The BCAAs are a group of three amino acids, leucine, isoleucine and valine. They are “essential” amino acids meaning the body cannot produce it on its own so must be obtained from food. Amino acids are the building blocks of protein. When we eat protein, our body through the digestive process breaks down protein into smaller molecules known as amino acids. This enables the body to absorb these nutrients in their smaller state into the blood stream for thousands of uses within the body.
The name “branched chain amino acids” is derived from the structure of these compounds. Each one has a forged outcropping that looks a bit like a branch, hence the name.
It improves exercise performance and prevents your body breaking down muscle tissue to use for energy.
During intense training the BCAA’s serve as a major source of fuel for the body as exercise burns amino acids rapidly. When your internal BCAA empties, the body begins to break down precious muscle tissue. In this situation BCAA supplementation may become important for the maintenance of muscle tissue and prevention of muscle breakdown.
For best results, you need to eat foods with high BCAA content. These will naturally be in foods such as red meat, cashews, almonds, eggs, fish, chicken, chickpeas, lentils, and liver. If you are shy about supplementing with BCAAs, this is a great place to start.

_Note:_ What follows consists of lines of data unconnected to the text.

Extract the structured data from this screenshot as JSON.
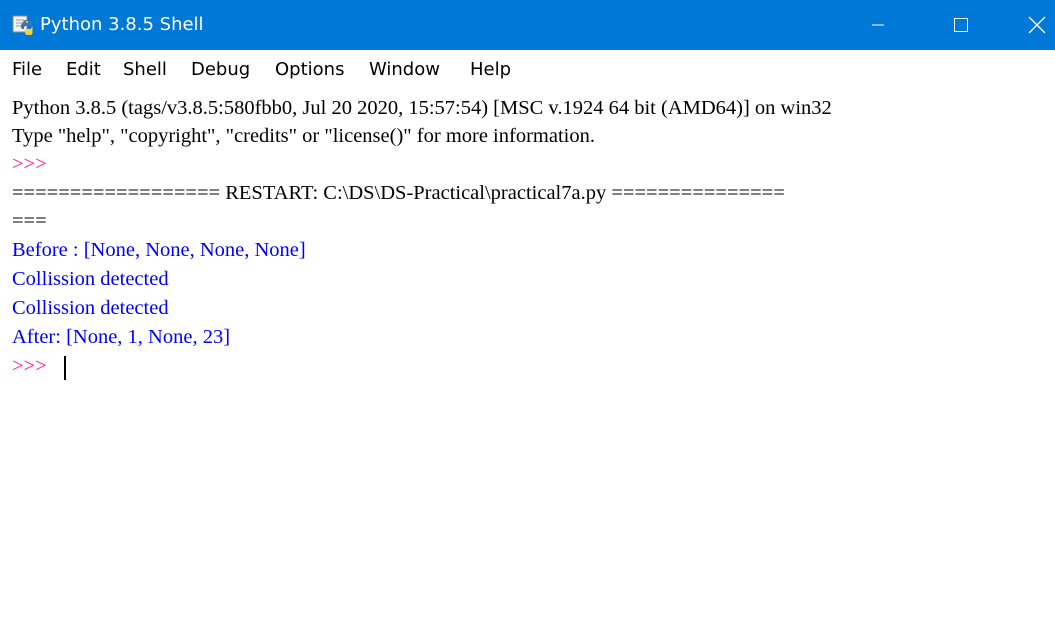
{
  "window": {
    "title": "Python 3.8.5 Shell",
    "title_bar_color": "#0078d7",
    "icon": "python-idle-icon",
    "controls": {
      "minimize_icon": "minimize-icon",
      "maximize_icon": "maximize-icon",
      "close_icon": "close-icon"
    }
  },
  "menu": [
    "File",
    "Edit",
    "Shell",
    "Debug",
    "Options",
    "Window",
    "Help"
  ],
  "shell": {
    "banner_line1": "Python 3.8.5 (tags/v3.8.5:580fbb0, Jul 20 2020, 15:57:54) [MSC v.1924 64 bit (AMD64)] on win32",
    "banner_line2": "Type \"help\", \"copyright\", \"credits\" or \"license()\" for more information.",
    "prompt1": ">>>",
    "restart_line": "================== RESTART: C:\\DS\\DS-Practical\\practical7a.py ===============",
    "restart_wrap": "===",
    "output": [
      "Before : [None, None, None, None]",
      "Collission detected",
      "Collission detected",
      "After: [None, 1, None, 23]"
    ],
    "prompt2": ">>>",
    "output_color": "#0000ff",
    "prompt_color": "#ff1493"
  }
}
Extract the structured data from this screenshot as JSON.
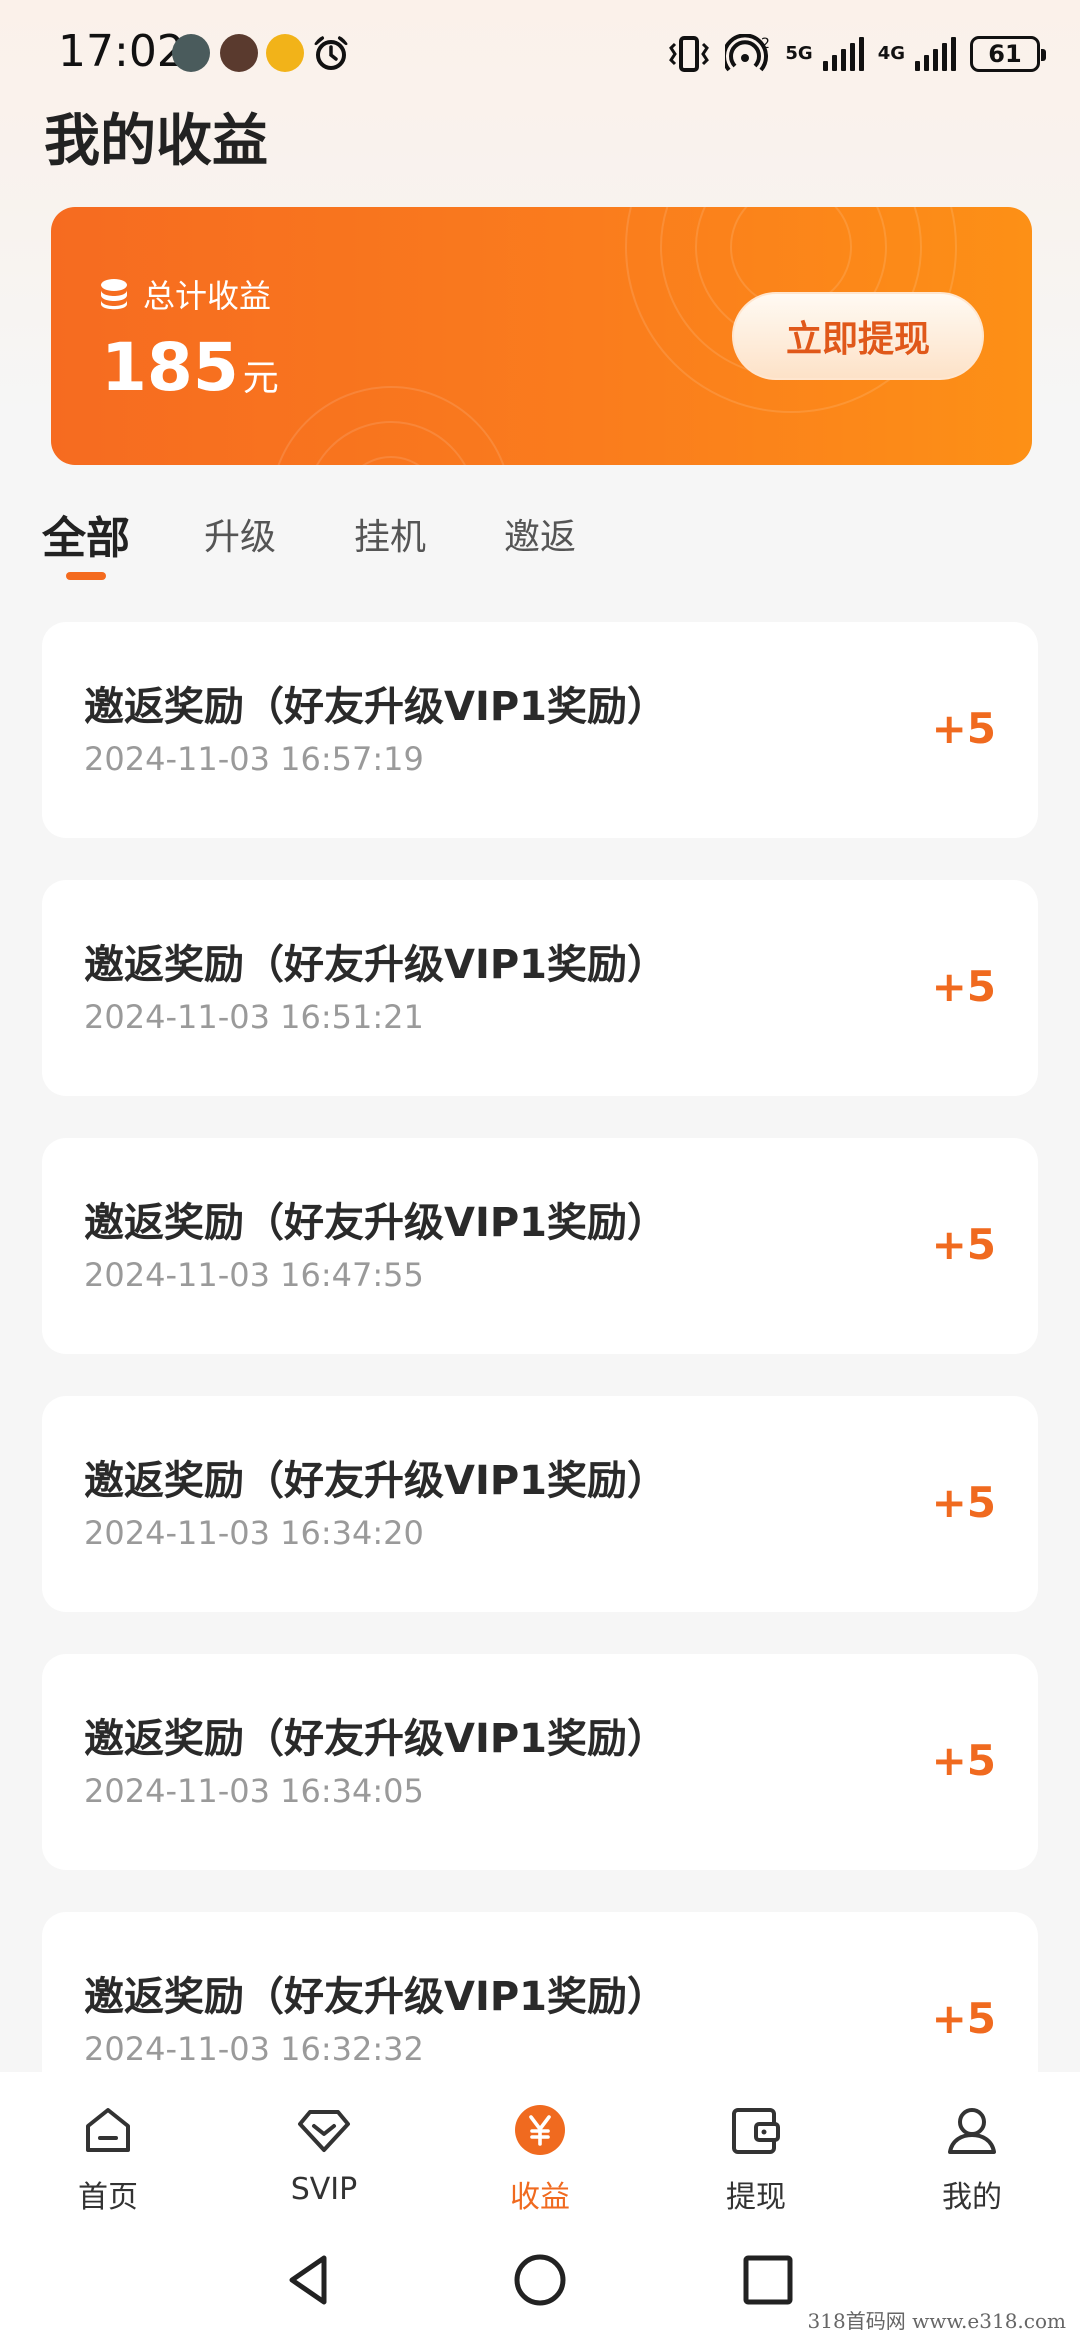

A balanced diet with adequate protein provides enough BCAAs. Though BCAAs supplementation is not necessary for the average fitness enthusiast, it has some potential benefit during intense fasted training and period of low calorie intake. Taking supplemental BCAAs might not do anything except get burned for energy if the total protein in your diet is already sufficient.